[[ Given records open ]]

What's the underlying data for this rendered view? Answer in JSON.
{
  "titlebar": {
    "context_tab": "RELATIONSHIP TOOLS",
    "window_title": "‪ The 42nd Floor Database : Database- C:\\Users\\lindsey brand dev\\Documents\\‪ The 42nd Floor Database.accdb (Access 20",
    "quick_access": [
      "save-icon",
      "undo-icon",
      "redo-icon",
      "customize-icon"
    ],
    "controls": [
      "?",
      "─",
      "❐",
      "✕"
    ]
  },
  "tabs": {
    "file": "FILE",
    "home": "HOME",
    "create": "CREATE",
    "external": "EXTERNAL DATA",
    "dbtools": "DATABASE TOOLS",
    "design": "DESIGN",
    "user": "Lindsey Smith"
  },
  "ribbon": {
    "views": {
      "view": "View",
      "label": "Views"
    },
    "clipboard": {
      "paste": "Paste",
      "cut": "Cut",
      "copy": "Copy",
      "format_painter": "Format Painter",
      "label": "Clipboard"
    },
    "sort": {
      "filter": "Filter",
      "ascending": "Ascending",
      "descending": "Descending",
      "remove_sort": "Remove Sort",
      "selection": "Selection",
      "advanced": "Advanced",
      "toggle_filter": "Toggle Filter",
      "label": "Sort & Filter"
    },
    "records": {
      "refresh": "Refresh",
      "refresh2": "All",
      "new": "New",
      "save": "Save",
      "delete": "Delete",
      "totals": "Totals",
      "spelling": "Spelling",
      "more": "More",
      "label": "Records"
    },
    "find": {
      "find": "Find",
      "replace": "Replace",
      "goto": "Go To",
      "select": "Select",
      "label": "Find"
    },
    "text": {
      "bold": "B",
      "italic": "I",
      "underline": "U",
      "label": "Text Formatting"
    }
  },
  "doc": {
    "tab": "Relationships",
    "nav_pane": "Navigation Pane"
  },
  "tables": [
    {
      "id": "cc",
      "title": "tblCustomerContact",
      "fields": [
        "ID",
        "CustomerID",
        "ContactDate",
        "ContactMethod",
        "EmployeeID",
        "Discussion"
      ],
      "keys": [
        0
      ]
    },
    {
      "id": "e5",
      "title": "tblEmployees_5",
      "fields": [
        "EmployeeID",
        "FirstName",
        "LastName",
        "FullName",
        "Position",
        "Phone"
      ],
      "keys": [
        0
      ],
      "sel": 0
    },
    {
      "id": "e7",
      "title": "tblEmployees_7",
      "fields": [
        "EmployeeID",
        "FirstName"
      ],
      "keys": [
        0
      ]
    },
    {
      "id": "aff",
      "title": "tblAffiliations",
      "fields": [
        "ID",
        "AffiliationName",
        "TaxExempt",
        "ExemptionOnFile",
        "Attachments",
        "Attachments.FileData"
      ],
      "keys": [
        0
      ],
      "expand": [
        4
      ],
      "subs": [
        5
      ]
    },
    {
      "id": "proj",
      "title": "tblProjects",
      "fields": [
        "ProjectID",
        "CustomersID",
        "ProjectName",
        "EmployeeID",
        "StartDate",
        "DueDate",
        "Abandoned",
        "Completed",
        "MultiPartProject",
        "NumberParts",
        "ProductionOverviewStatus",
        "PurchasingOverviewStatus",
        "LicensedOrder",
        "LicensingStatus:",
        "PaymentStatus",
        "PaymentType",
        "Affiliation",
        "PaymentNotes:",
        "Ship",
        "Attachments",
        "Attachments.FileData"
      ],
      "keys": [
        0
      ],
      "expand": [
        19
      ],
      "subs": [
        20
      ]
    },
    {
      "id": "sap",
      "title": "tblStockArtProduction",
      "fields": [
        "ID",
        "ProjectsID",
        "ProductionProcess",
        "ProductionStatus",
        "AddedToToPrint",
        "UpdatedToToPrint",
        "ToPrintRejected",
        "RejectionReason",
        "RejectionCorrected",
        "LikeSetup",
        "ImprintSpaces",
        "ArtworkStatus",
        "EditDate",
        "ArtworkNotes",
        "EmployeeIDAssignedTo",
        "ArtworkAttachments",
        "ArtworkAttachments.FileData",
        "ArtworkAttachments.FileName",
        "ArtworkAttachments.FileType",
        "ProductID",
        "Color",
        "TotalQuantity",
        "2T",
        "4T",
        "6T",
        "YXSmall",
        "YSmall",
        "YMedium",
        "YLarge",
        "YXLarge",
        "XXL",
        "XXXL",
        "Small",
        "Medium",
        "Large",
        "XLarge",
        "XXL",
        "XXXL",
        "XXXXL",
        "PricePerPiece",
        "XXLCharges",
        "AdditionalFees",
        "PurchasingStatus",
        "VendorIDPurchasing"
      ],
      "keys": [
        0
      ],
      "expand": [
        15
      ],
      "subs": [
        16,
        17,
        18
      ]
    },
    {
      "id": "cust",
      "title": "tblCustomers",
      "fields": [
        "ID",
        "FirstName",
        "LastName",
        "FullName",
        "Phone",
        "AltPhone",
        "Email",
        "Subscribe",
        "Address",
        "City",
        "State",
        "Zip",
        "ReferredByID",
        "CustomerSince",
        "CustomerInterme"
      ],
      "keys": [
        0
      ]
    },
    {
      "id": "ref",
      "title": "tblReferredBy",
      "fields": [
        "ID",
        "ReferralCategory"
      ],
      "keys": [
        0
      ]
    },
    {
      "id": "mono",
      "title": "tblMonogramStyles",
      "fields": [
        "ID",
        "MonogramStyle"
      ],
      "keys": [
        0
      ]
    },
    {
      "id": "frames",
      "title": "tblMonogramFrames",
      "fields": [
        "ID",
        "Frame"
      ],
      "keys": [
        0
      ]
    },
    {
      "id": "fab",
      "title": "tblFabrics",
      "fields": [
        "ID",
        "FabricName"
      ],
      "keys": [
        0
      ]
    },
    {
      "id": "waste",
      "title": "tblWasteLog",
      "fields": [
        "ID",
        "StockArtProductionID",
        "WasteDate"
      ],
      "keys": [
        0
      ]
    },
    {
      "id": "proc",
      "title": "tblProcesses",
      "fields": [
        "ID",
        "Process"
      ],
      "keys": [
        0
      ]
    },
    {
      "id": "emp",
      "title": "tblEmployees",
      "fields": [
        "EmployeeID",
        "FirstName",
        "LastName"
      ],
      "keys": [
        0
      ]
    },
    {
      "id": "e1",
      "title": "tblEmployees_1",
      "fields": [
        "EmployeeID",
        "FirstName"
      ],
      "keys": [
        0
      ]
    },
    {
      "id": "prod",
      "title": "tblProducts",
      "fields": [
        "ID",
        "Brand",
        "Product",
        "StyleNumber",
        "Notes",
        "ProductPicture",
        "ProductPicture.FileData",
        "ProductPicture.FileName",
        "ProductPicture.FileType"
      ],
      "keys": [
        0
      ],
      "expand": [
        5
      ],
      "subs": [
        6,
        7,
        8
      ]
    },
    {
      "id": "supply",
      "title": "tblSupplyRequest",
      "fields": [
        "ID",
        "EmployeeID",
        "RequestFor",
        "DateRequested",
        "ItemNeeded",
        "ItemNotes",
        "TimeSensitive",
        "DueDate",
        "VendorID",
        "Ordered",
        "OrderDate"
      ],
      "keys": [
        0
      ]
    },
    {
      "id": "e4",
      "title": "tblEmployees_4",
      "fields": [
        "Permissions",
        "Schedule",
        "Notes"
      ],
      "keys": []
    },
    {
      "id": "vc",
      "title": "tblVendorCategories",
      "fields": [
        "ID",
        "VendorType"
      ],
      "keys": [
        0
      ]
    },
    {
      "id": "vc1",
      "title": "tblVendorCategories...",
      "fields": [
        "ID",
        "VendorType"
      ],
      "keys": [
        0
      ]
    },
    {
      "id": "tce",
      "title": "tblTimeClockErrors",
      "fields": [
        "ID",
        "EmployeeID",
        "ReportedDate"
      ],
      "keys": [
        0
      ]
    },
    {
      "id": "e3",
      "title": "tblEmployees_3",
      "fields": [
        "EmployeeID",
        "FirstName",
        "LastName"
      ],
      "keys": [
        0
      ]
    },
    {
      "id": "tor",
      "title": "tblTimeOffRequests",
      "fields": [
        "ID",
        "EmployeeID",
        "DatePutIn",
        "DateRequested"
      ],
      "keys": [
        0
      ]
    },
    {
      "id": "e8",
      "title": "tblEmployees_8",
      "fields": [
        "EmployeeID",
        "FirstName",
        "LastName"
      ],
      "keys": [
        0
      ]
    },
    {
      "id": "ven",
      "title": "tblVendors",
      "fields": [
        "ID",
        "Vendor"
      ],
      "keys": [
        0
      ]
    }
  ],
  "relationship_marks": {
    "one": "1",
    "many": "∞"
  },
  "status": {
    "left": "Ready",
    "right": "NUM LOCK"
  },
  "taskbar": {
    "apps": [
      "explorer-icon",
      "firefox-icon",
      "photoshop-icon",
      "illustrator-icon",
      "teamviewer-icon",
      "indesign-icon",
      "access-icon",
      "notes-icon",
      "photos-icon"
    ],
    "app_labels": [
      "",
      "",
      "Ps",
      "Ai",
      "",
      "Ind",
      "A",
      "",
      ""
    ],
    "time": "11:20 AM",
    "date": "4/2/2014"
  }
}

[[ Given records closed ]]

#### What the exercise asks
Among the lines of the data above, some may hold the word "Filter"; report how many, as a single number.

#### Reply
3